Task statement →
Among the entries, find the lines with the string "content" and copy them.
++++ Excerpted data ++++
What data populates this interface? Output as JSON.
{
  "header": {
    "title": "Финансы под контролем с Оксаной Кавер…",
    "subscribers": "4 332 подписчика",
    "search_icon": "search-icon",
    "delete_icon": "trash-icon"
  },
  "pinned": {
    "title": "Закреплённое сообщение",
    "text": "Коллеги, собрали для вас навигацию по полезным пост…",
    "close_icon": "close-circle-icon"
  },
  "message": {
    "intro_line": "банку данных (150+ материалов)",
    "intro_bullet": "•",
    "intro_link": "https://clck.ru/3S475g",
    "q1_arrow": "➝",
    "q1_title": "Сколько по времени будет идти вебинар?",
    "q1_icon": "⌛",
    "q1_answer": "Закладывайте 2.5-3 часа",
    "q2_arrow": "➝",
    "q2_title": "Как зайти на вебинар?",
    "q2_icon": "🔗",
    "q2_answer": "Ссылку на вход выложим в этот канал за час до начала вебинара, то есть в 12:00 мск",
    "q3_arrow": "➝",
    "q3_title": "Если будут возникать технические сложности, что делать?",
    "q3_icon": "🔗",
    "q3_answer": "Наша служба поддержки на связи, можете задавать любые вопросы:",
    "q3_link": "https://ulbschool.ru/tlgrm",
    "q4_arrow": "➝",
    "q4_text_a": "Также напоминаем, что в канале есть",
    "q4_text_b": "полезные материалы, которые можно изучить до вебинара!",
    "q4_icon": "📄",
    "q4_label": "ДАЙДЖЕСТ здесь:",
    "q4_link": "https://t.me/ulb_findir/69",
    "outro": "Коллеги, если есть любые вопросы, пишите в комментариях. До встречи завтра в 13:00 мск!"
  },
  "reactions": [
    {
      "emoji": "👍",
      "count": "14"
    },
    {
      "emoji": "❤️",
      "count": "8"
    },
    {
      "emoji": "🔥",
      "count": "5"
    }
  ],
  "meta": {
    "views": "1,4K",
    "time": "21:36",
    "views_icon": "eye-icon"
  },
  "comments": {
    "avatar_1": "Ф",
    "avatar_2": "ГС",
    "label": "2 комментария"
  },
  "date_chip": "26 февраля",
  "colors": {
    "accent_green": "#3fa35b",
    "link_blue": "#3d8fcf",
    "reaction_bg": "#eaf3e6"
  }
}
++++
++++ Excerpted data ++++
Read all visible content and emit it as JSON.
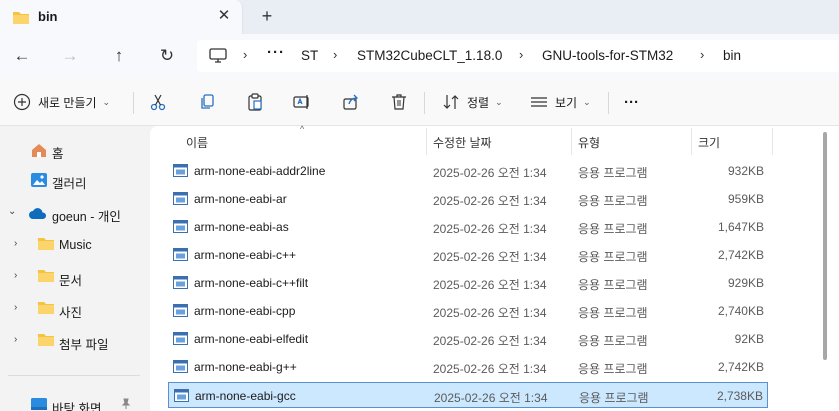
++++
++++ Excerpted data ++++
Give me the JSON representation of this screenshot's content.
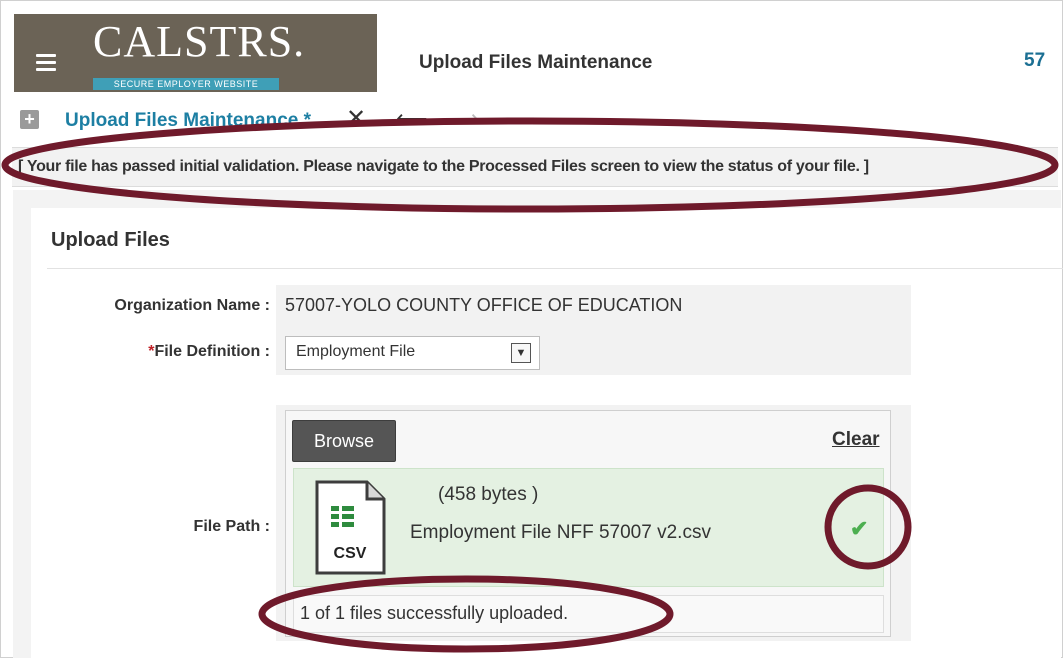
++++
Output of the task →
Read all visible content and emit it as JSON.
Give me the JSON representation of this screenshot's content.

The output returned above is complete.